- **PROBLEM STATEMENT**: For every record, give an exact copy that has no pictures in it.

┌──

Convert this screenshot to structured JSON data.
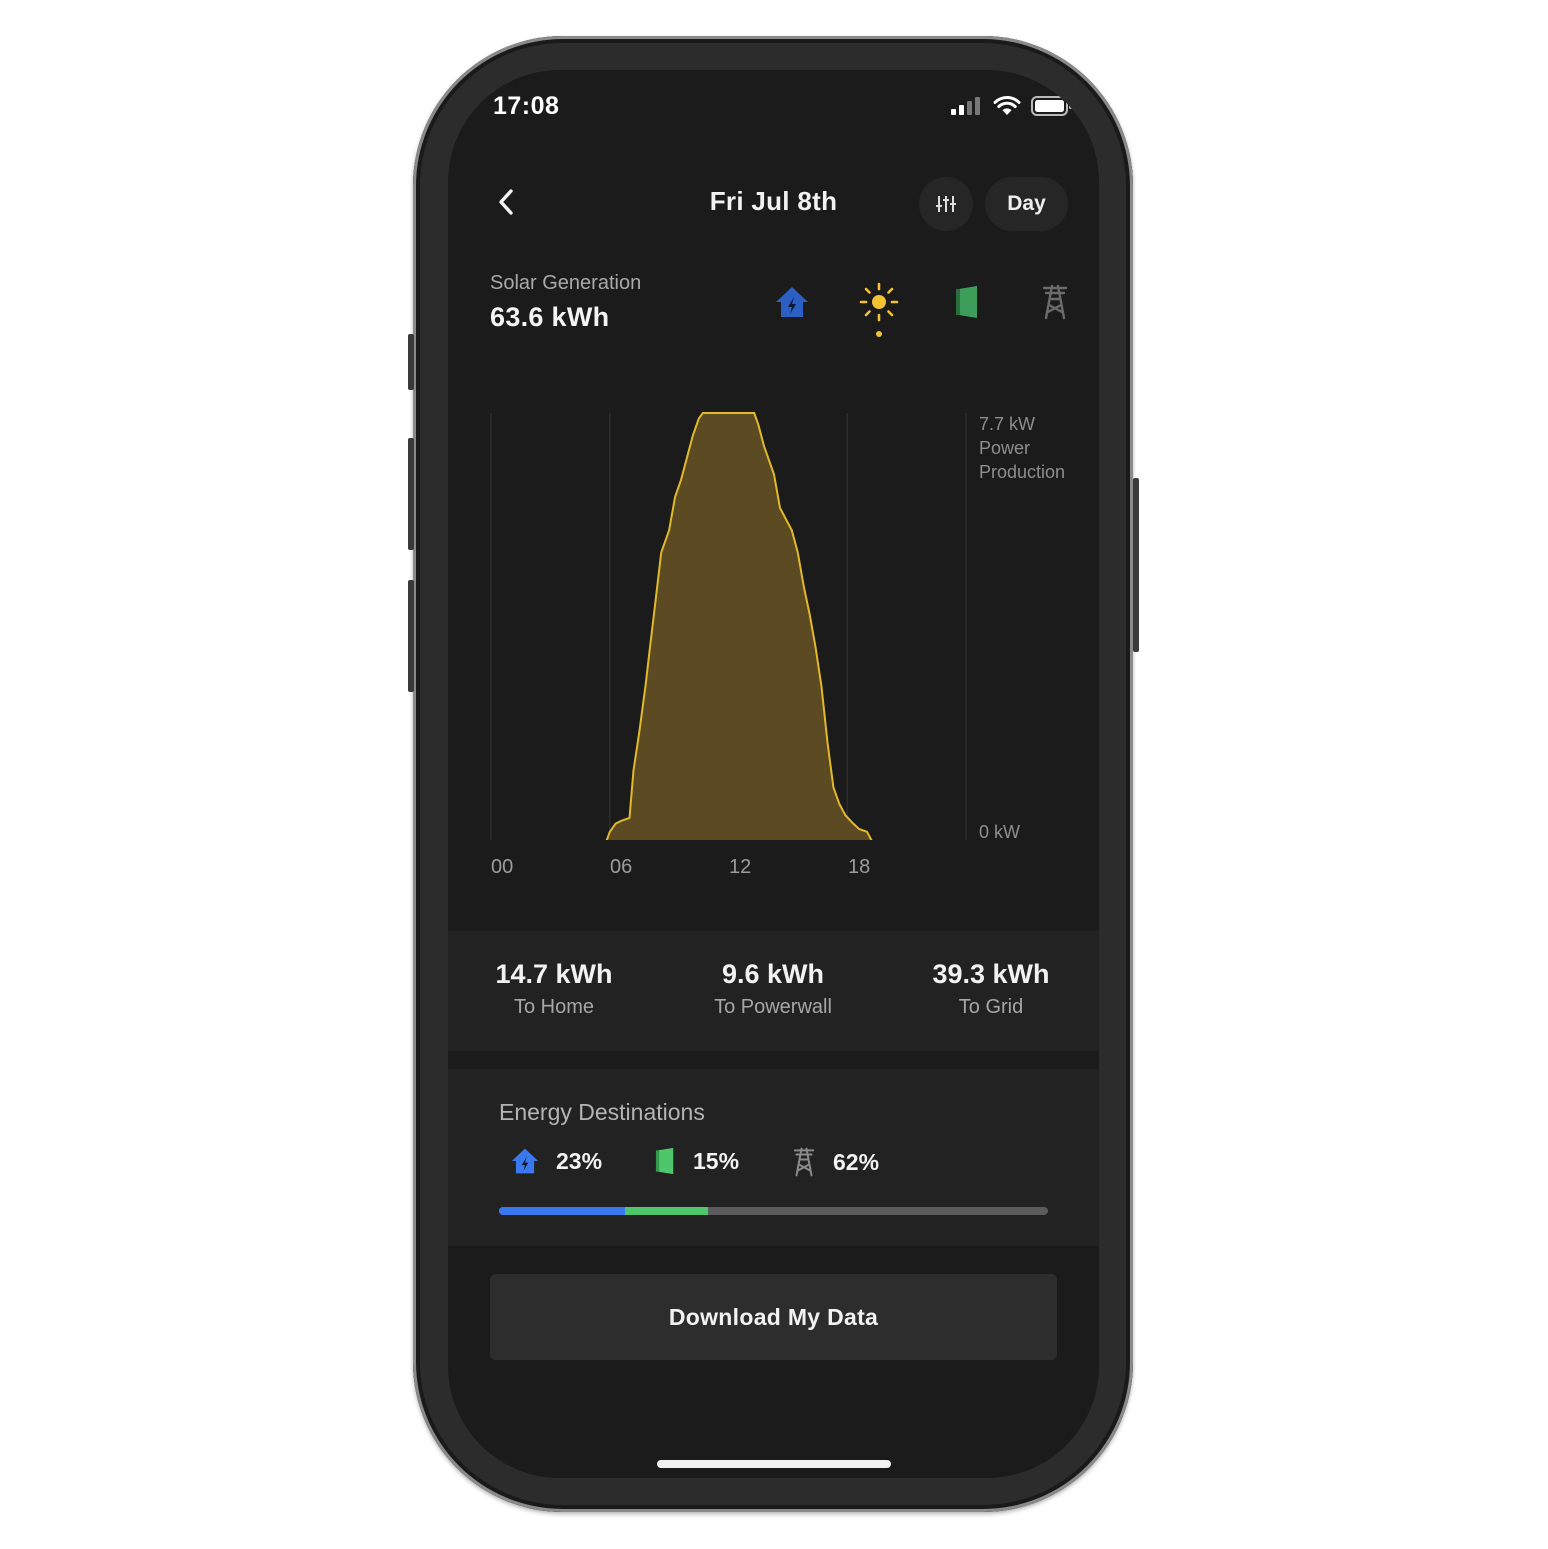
{
  "status_bar": {
    "time": "17:08",
    "icons": [
      "cellular-signal-icon",
      "wifi-icon",
      "battery-icon"
    ]
  },
  "header": {
    "title": "Fri Jul 8th",
    "period_label": "Day"
  },
  "summary": {
    "label": "Solar Generation",
    "value": "63.6 kWh"
  },
  "source_icons": [
    {
      "name": "home-icon",
      "color": "#2c5fc4"
    },
    {
      "name": "sun-icon",
      "color": "#f2c230",
      "selected": true
    },
    {
      "name": "powerwall-icon",
      "color": "#3d9e5a"
    },
    {
      "name": "grid-tower-icon",
      "color": "#6b6b6b"
    }
  ],
  "chart": {
    "max_label": "7.7 kW",
    "axis_title_1": "Power",
    "axis_title_2": "Production",
    "min_label": "0 kW",
    "x_ticks": [
      "00",
      "06",
      "12",
      "18"
    ]
  },
  "chart_data": {
    "type": "area",
    "title": "",
    "xlabel": "",
    "ylabel": "Power Production",
    "xlim": [
      0,
      24
    ],
    "ylim": [
      0,
      7.7
    ],
    "x_ticks": [
      "00",
      "06",
      "12",
      "18"
    ],
    "color": "#e2b92a",
    "fill": "#5b4a22",
    "x": [
      0,
      5.8,
      6.0,
      6.3,
      6.6,
      7.0,
      7.2,
      7.5,
      7.8,
      8.0,
      8.3,
      8.6,
      9.0,
      9.3,
      9.6,
      9.9,
      10.2,
      10.5,
      10.7,
      11.0,
      11.5,
      12.0,
      12.5,
      13.0,
      13.3,
      13.5,
      13.8,
      14.0,
      14.3,
      14.6,
      14.9,
      15.2,
      15.5,
      15.8,
      16.1,
      16.4,
      16.7,
      17.0,
      17.3,
      17.6,
      17.9,
      18.3,
      18.6,
      19.0,
      19.3,
      20.0,
      24
    ],
    "y": [
      0,
      0,
      0.2,
      0.35,
      0.4,
      0.45,
      1.3,
      2.0,
      2.8,
      3.4,
      4.3,
      5.2,
      5.6,
      6.2,
      6.5,
      6.9,
      7.3,
      7.6,
      7.7,
      7.7,
      7.7,
      7.7,
      7.7,
      7.7,
      7.7,
      7.5,
      7.1,
      6.9,
      6.6,
      6.0,
      5.8,
      5.6,
      5.2,
      4.6,
      4.1,
      3.5,
      2.8,
      1.8,
      1.0,
      0.7,
      0.5,
      0.35,
      0.25,
      0.2,
      0.0,
      0.0,
      0.0
    ]
  },
  "stats": [
    {
      "value": "14.7 kWh",
      "label": "To Home"
    },
    {
      "value": "9.6 kWh",
      "label": "To Powerwall"
    },
    {
      "value": "39.3 kWh",
      "label": "To Grid"
    }
  ],
  "destinations": {
    "title": "Energy Destinations",
    "items": [
      {
        "icon": "home-icon",
        "percent_label": "23%",
        "percent": 23,
        "color": "#3a78ef"
      },
      {
        "icon": "powerwall-icon",
        "percent_label": "15%",
        "percent": 15,
        "color": "#4fc66b"
      },
      {
        "icon": "grid-tower-icon",
        "percent_label": "62%",
        "percent": 62,
        "color": "#5c5c5c"
      }
    ]
  },
  "download_label": "Download My Data"
}
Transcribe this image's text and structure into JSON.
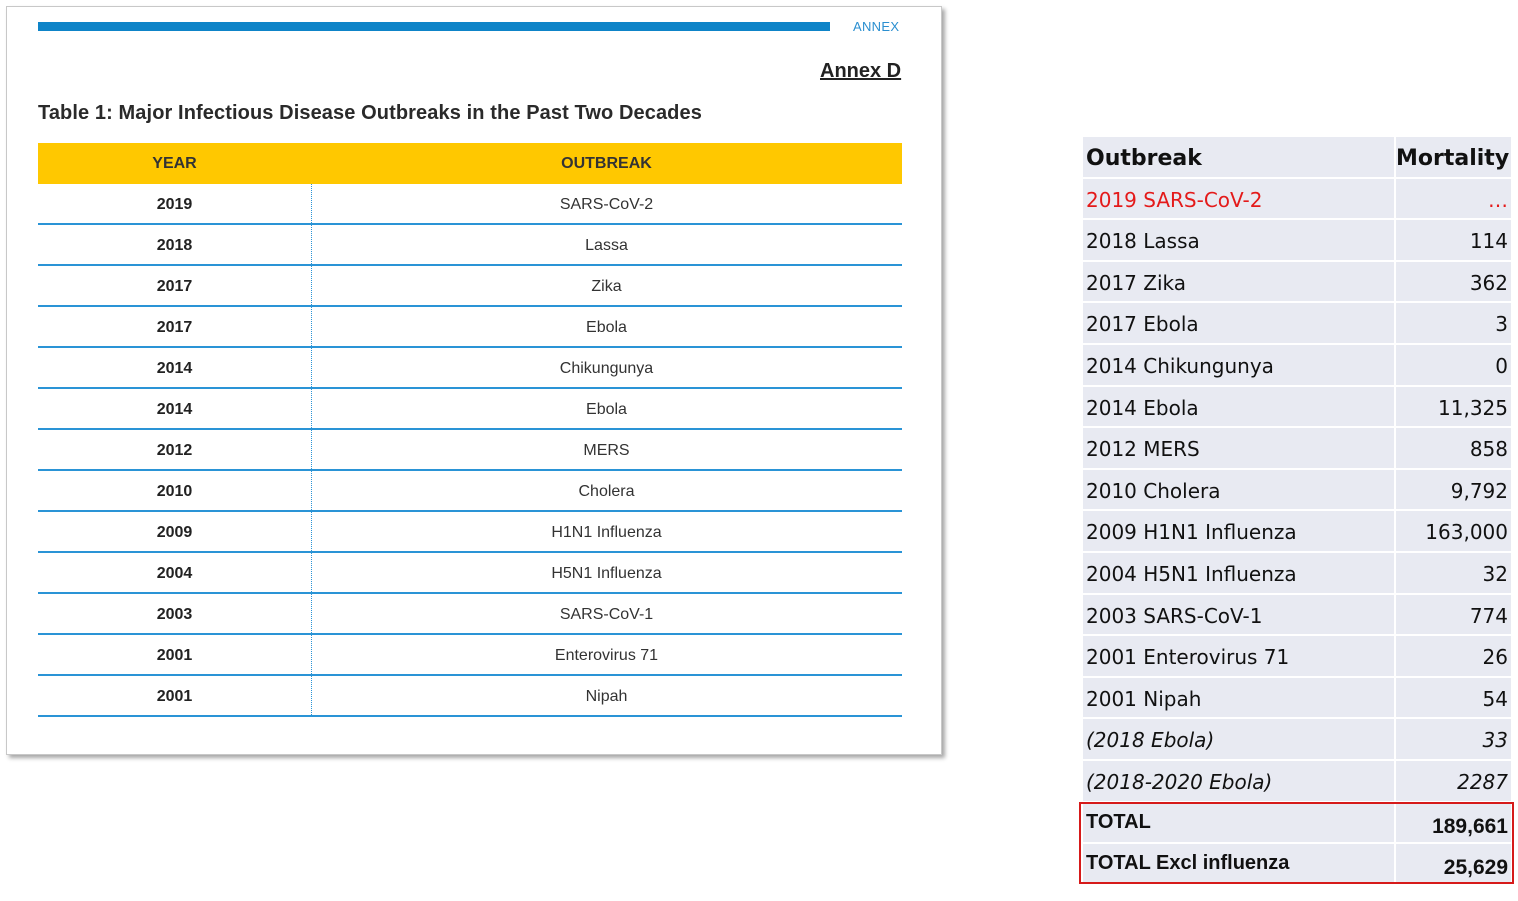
{
  "document": {
    "header_tag": "ANNEX",
    "annex_label": "Annex D",
    "title": "Table 1: Major Infectious Disease Outbreaks in the Past Two Decades",
    "columns": [
      "YEAR",
      "OUTBREAK"
    ],
    "rows": [
      [
        "2019",
        "SARS-CoV-2"
      ],
      [
        "2018",
        "Lassa"
      ],
      [
        "2017",
        "Zika"
      ],
      [
        "2017",
        "Ebola"
      ],
      [
        "2014",
        "Chikungunya"
      ],
      [
        "2014",
        "Ebola"
      ],
      [
        "2012",
        "MERS"
      ],
      [
        "2010",
        "Cholera"
      ],
      [
        "2009",
        "H1N1 Influenza"
      ],
      [
        "2004",
        "H5N1 Influenza"
      ],
      [
        "2003",
        "SARS-CoV-1"
      ],
      [
        "2001",
        "Enterovirus 71"
      ],
      [
        "2001",
        "Nipah"
      ]
    ],
    "colors": {
      "header_bar": "#0e84c8",
      "table_header": "#ffc800",
      "row_line": "#2a94d6"
    }
  },
  "mortality": {
    "columns": [
      "Outbreak",
      "Mortality"
    ],
    "rows": [
      [
        "2019 SARS-CoV-2",
        "…"
      ],
      [
        "2018 Lassa",
        "114"
      ],
      [
        "2017 Zika",
        "362"
      ],
      [
        "2017 Ebola",
        "3"
      ],
      [
        "2014 Chikungunya",
        "0"
      ],
      [
        "2014 Ebola",
        "11,325"
      ],
      [
        "2012 MERS",
        "858"
      ],
      [
        "2010 Cholera",
        "9,792"
      ],
      [
        "2009 H1N1 Influenza",
        "163,000"
      ],
      [
        "2004 H5N1 Influenza",
        "32"
      ],
      [
        "2003 SARS-CoV-1",
        "774"
      ],
      [
        "2001 Enterovirus 71",
        "26"
      ],
      [
        "2001 Nipah",
        "54"
      ]
    ],
    "italic_rows": [
      [
        "(2018 Ebola)",
        "33"
      ],
      [
        "(2018-2020 Ebola)",
        "2287"
      ]
    ],
    "totals": [
      [
        "TOTAL",
        "189,661"
      ],
      [
        "TOTAL  Excl influenza",
        "25,629"
      ]
    ],
    "colors": {
      "cell_bg": "#e8eaf2",
      "highlight_text": "#e41a1a",
      "total_box": "#d61a1a"
    }
  }
}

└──

- **ANSWER TO THE EXERCISE**:
Convert this screenshot to structured JSON data.
{
  "status_bar": {
    "time": "17:08",
    "icons": [
      "cellular-signal-icon",
      "wifi-icon",
      "battery-icon"
    ]
  },
  "header": {
    "title": "Fri Jul 8th",
    "period_label": "Day"
  },
  "summary": {
    "label": "Solar Generation",
    "value": "63.6 kWh"
  },
  "source_icons": [
    {
      "name": "home-icon",
      "color": "#2c5fc4"
    },
    {
      "name": "sun-icon",
      "color": "#f2c230",
      "selected": true
    },
    {
      "name": "powerwall-icon",
      "color": "#3d9e5a"
    },
    {
      "name": "grid-tower-icon",
      "color": "#6b6b6b"
    }
  ],
  "chart": {
    "max_label": "7.7 kW",
    "axis_title_1": "Power",
    "axis_title_2": "Production",
    "min_label": "0 kW",
    "x_ticks": [
      "00",
      "06",
      "12",
      "18"
    ]
  },
  "chart_data": {
    "type": "area",
    "title": "",
    "xlabel": "",
    "ylabel": "Power Production",
    "xlim": [
      0,
      24
    ],
    "ylim": [
      0,
      7.7
    ],
    "x_ticks": [
      "00",
      "06",
      "12",
      "18"
    ],
    "color": "#e2b92a",
    "fill": "#5b4a22",
    "x": [
      0,
      5.8,
      6.0,
      6.3,
      6.6,
      7.0,
      7.2,
      7.5,
      7.8,
      8.0,
      8.3,
      8.6,
      9.0,
      9.3,
      9.6,
      9.9,
      10.2,
      10.5,
      10.7,
      11.0,
      11.5,
      12.0,
      12.5,
      13.0,
      13.3,
      13.5,
      13.8,
      14.0,
      14.3,
      14.6,
      14.9,
      15.2,
      15.5,
      15.8,
      16.1,
      16.4,
      16.7,
      17.0,
      17.3,
      17.6,
      17.9,
      18.3,
      18.6,
      19.0,
      19.3,
      20.0,
      24
    ],
    "y": [
      0,
      0,
      0.2,
      0.35,
      0.4,
      0.45,
      1.3,
      2.0,
      2.8,
      3.4,
      4.3,
      5.2,
      5.6,
      6.2,
      6.5,
      6.9,
      7.3,
      7.6,
      7.7,
      7.7,
      7.7,
      7.7,
      7.7,
      7.7,
      7.7,
      7.5,
      7.1,
      6.9,
      6.6,
      6.0,
      5.8,
      5.6,
      5.2,
      4.6,
      4.1,
      3.5,
      2.8,
      1.8,
      1.0,
      0.7,
      0.5,
      0.35,
      0.25,
      0.2,
      0.0,
      0.0,
      0.0
    ]
  },
  "stats": [
    {
      "value": "14.7 kWh",
      "label": "To Home"
    },
    {
      "value": "9.6 kWh",
      "label": "To Powerwall"
    },
    {
      "value": "39.3 kWh",
      "label": "To Grid"
    }
  ],
  "destinations": {
    "title": "Energy Destinations",
    "items": [
      {
        "icon": "home-icon",
        "percent_label": "23%",
        "percent": 23,
        "color": "#3a78ef"
      },
      {
        "icon": "powerwall-icon",
        "percent_label": "15%",
        "percent": 15,
        "color": "#4fc66b"
      },
      {
        "icon": "grid-tower-icon",
        "percent_label": "62%",
        "percent": 62,
        "color": "#5c5c5c"
      }
    ]
  },
  "download_label": "Download My Data"
}
Transcribe this image's text and structure into JSON.
{
  "document": {
    "header_tag": "ANNEX",
    "annex_label": "Annex D",
    "title": "Table 1: Major Infectious Disease Outbreaks in the Past Two Decades",
    "columns": [
      "YEAR",
      "OUTBREAK"
    ],
    "rows": [
      [
        "2019",
        "SARS-CoV-2"
      ],
      [
        "2018",
        "Lassa"
      ],
      [
        "2017",
        "Zika"
      ],
      [
        "2017",
        "Ebola"
      ],
      [
        "2014",
        "Chikungunya"
      ],
      [
        "2014",
        "Ebola"
      ],
      [
        "2012",
        "MERS"
      ],
      [
        "2010",
        "Cholera"
      ],
      [
        "2009",
        "H1N1 Influenza"
      ],
      [
        "2004",
        "H5N1 Influenza"
      ],
      [
        "2003",
        "SARS-CoV-1"
      ],
      [
        "2001",
        "Enterovirus 71"
      ],
      [
        "2001",
        "Nipah"
      ]
    ],
    "colors": {
      "header_bar": "#0e84c8",
      "table_header": "#ffc800",
      "row_line": "#2a94d6"
    }
  },
  "mortality": {
    "columns": [
      "Outbreak",
      "Mortality"
    ],
    "rows": [
      [
        "2019 SARS-CoV-2",
        "…"
      ],
      [
        "2018 Lassa",
        "114"
      ],
      [
        "2017 Zika",
        "362"
      ],
      [
        "2017 Ebola",
        "3"
      ],
      [
        "2014 Chikungunya",
        "0"
      ],
      [
        "2014 Ebola",
        "11,325"
      ],
      [
        "2012 MERS",
        "858"
      ],
      [
        "2010 Cholera",
        "9,792"
      ],
      [
        "2009 H1N1 Influenza",
        "163,000"
      ],
      [
        "2004 H5N1 Influenza",
        "32"
      ],
      [
        "2003 SARS-CoV-1",
        "774"
      ],
      [
        "2001 Enterovirus 71",
        "26"
      ],
      [
        "2001 Nipah",
        "54"
      ]
    ],
    "italic_rows": [
      [
        "(2018 Ebola)",
        "33"
      ],
      [
        "(2018-2020 Ebola)",
        "2287"
      ]
    ],
    "totals": [
      [
        "TOTAL",
        "189,661"
      ],
      [
        "TOTAL  Excl influenza",
        "25,629"
      ]
    ],
    "colors": {
      "cell_bg": "#e8eaf2",
      "highlight_text": "#e41a1a",
      "total_box": "#d61a1a"
    }
  }
}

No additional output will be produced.